## [Exercise directions]
Using the records beneath, say how many lines contain the word "JSON", without comment.

## [Records excerpted from a collection]
-- Opening Marker --

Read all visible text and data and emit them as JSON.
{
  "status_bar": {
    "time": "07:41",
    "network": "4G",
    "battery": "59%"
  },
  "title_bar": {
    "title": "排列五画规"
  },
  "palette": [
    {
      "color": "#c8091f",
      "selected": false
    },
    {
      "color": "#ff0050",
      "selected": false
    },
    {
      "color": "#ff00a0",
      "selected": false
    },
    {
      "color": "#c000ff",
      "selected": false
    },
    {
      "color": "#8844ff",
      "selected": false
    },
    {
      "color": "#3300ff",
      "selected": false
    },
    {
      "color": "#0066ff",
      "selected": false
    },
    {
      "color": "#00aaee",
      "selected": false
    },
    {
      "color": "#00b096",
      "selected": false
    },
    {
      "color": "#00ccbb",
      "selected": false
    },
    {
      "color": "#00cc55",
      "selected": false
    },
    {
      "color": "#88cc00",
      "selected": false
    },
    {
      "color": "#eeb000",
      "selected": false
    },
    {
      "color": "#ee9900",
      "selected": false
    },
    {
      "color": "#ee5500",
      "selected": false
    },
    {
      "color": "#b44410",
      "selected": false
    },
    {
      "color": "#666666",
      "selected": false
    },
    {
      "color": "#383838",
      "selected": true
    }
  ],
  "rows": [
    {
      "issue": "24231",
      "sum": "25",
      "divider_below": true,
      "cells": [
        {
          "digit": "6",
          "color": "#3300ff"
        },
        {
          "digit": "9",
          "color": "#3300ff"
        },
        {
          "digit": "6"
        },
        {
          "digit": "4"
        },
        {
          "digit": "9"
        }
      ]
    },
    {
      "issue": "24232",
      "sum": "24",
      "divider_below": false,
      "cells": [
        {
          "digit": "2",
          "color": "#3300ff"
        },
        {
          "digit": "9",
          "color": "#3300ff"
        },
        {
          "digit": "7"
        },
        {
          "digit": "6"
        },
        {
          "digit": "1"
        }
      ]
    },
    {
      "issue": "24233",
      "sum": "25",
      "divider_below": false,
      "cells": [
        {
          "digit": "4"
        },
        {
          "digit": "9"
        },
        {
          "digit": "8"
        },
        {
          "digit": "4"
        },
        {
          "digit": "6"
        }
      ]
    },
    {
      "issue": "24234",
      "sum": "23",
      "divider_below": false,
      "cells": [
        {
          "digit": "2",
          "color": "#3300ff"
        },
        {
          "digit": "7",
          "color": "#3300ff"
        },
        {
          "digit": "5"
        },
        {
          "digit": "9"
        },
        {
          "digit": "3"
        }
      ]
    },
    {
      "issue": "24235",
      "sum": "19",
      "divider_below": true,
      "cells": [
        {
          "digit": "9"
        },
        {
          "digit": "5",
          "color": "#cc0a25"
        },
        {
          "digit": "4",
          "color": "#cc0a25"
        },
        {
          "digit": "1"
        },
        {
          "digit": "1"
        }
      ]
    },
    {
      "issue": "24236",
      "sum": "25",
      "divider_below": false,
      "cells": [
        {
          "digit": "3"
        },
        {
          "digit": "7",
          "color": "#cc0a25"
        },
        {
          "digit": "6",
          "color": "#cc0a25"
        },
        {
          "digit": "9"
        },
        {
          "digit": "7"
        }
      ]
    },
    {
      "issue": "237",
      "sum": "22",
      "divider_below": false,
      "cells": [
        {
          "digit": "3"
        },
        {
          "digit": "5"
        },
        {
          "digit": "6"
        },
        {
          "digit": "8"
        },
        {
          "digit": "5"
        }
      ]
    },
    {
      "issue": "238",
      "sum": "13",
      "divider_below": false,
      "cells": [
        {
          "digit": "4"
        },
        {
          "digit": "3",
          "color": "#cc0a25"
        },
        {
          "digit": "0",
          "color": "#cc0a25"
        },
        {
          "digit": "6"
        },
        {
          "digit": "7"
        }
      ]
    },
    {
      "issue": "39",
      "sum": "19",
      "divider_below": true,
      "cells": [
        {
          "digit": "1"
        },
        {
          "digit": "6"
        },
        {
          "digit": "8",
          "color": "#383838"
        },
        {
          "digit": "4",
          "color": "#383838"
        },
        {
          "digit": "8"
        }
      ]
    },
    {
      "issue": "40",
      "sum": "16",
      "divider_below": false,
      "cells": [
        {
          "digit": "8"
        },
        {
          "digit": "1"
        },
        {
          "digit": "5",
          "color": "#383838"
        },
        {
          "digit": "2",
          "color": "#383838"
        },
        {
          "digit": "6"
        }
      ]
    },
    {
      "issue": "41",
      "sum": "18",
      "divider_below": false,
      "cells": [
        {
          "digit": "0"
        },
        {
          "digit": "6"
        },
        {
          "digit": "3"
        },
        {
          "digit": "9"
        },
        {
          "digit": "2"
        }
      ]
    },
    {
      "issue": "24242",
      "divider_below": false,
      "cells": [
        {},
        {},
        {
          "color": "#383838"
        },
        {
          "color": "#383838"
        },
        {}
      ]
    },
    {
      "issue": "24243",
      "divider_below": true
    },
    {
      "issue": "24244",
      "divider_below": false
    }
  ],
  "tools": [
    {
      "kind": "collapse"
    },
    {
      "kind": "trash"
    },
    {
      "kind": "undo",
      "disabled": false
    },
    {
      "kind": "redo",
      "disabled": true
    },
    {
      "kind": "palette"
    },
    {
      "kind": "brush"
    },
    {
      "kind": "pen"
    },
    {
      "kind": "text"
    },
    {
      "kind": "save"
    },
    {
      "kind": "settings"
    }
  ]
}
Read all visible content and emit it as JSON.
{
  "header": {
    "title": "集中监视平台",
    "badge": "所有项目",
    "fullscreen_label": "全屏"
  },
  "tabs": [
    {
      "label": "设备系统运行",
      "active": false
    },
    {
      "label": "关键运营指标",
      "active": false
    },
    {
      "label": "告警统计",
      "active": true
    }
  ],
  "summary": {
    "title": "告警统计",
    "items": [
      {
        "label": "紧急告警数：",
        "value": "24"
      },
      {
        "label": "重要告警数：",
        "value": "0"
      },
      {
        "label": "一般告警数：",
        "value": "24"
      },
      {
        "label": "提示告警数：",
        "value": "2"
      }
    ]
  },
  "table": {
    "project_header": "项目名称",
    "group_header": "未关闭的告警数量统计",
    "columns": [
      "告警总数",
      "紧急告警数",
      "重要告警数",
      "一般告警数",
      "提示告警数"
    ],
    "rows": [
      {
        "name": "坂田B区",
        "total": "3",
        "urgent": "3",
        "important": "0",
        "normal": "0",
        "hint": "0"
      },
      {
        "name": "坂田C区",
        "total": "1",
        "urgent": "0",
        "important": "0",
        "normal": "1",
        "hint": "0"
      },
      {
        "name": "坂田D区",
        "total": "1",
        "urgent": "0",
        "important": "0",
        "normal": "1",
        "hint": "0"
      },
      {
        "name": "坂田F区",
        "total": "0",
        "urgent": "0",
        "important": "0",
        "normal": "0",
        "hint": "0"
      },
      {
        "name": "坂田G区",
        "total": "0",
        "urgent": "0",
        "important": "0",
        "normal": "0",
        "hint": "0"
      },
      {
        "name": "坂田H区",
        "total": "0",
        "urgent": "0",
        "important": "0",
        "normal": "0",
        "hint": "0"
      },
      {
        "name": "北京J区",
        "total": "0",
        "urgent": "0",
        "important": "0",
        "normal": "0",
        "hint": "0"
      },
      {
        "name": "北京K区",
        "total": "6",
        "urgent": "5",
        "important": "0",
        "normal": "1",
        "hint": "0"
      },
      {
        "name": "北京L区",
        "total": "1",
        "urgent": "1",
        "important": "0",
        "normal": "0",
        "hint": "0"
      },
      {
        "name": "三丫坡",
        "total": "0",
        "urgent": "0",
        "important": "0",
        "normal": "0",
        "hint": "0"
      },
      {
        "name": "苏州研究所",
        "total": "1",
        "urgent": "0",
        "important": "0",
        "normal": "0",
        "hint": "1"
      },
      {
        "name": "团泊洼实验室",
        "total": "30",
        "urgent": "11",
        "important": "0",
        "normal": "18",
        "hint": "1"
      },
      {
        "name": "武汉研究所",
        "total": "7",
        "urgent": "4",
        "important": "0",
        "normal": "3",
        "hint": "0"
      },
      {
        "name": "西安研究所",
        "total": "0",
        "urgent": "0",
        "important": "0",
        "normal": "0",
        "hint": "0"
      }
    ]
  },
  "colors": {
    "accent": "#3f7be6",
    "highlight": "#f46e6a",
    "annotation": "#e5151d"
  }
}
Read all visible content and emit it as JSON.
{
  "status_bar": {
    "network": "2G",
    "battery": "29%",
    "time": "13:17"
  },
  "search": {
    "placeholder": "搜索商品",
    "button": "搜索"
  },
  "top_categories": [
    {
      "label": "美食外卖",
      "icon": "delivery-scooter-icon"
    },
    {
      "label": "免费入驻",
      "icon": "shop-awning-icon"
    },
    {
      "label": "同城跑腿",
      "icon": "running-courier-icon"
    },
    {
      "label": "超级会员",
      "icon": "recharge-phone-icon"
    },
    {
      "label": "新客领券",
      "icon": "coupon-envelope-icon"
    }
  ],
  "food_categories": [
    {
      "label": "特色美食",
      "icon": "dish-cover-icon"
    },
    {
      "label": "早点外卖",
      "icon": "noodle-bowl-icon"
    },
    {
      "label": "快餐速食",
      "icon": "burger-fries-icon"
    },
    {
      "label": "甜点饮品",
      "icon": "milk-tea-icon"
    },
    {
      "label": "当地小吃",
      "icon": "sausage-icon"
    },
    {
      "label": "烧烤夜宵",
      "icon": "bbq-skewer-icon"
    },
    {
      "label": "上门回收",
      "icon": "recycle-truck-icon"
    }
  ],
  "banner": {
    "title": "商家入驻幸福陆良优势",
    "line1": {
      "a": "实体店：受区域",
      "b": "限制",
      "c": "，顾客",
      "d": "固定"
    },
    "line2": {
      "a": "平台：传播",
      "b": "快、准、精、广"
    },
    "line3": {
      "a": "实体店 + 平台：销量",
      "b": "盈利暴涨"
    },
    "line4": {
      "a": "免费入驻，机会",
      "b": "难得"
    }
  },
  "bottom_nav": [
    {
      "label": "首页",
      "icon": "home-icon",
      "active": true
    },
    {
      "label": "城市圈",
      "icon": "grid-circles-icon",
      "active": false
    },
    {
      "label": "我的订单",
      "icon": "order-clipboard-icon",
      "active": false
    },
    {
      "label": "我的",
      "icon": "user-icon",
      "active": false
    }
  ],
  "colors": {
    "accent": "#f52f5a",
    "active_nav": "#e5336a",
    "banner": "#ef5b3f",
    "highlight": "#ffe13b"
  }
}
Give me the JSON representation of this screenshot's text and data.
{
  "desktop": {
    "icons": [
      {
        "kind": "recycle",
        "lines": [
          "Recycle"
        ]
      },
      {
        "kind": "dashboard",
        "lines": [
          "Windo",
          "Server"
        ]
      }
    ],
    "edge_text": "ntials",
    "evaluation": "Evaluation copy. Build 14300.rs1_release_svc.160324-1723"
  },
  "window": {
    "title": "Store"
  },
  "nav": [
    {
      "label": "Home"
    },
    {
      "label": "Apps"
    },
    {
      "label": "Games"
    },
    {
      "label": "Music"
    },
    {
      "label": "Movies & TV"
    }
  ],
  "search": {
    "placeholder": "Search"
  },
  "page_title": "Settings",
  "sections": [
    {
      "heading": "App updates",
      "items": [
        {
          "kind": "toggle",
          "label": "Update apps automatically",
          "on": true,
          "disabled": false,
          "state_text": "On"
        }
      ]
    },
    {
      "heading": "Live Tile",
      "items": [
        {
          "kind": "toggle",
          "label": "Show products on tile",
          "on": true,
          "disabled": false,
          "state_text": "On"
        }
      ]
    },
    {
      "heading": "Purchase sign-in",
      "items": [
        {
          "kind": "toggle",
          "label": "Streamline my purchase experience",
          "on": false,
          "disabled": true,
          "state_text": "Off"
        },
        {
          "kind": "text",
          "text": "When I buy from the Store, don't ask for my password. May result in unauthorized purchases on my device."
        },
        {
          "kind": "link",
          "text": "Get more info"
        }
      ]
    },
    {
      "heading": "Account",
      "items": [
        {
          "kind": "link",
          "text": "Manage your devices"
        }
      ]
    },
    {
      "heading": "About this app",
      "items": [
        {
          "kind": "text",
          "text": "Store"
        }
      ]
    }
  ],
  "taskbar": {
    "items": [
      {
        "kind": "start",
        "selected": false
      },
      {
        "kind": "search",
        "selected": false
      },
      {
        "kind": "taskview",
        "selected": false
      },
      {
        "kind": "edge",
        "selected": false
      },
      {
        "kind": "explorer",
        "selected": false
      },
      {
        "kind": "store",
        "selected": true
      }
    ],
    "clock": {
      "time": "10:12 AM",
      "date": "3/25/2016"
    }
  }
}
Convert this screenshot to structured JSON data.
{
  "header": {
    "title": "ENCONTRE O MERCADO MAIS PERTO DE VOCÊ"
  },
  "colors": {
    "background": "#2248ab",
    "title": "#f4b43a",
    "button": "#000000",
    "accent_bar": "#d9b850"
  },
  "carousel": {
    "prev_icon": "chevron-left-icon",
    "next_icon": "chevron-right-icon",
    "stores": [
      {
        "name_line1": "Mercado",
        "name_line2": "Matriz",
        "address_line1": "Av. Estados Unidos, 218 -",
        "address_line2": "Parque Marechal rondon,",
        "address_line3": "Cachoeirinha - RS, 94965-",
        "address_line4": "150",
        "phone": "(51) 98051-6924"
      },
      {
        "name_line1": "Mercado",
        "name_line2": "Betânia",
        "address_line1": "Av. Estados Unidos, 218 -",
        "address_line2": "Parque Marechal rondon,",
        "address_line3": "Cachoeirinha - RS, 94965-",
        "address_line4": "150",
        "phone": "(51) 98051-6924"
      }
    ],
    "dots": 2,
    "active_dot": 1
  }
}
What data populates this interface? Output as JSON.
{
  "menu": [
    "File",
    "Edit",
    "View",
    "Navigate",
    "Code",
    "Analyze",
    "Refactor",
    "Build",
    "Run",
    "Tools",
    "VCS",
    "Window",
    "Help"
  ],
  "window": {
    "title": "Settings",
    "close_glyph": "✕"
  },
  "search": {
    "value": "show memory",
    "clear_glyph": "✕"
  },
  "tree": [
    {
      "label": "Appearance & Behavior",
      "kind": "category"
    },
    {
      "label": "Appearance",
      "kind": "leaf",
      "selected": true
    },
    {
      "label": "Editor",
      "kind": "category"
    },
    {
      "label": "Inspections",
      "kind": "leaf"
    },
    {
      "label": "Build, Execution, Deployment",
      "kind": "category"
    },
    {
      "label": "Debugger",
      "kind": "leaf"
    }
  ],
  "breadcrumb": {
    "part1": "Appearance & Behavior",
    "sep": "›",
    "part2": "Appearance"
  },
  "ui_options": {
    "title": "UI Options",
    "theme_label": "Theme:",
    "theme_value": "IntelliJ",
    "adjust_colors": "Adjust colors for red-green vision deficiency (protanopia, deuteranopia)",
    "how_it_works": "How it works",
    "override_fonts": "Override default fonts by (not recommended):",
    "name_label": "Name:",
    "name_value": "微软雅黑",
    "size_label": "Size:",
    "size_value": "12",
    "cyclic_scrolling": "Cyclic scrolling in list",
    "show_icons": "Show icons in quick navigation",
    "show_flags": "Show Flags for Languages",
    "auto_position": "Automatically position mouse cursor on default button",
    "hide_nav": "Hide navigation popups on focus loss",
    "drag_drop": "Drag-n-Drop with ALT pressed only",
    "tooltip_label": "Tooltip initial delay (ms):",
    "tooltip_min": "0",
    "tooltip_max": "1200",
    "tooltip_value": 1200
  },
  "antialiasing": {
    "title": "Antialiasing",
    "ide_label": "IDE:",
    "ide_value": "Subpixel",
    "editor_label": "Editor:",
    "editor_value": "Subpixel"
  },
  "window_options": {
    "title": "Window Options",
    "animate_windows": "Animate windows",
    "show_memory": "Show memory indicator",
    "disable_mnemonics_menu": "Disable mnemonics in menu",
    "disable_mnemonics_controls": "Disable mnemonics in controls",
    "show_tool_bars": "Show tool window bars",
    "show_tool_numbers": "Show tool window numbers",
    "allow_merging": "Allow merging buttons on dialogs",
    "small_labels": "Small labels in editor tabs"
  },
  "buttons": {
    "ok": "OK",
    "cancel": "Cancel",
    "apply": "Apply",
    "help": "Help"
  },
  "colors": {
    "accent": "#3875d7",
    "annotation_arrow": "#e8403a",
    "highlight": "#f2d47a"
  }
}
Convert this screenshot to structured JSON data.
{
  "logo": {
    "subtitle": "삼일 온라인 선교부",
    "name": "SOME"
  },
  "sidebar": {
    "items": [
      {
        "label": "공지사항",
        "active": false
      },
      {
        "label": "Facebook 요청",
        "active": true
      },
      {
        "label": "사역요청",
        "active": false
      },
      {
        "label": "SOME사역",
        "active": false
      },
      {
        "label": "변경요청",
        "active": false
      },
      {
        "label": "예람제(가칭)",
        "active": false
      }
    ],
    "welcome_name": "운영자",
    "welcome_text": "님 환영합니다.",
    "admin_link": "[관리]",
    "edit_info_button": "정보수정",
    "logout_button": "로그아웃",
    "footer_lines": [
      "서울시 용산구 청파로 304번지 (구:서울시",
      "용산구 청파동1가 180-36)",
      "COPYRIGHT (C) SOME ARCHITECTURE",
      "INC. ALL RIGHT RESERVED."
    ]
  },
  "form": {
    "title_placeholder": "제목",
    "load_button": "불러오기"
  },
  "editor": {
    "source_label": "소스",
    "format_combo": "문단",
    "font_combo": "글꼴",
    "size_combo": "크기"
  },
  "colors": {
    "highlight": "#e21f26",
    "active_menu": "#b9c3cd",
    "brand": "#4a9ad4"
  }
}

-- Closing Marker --

## [Answer to this task]
7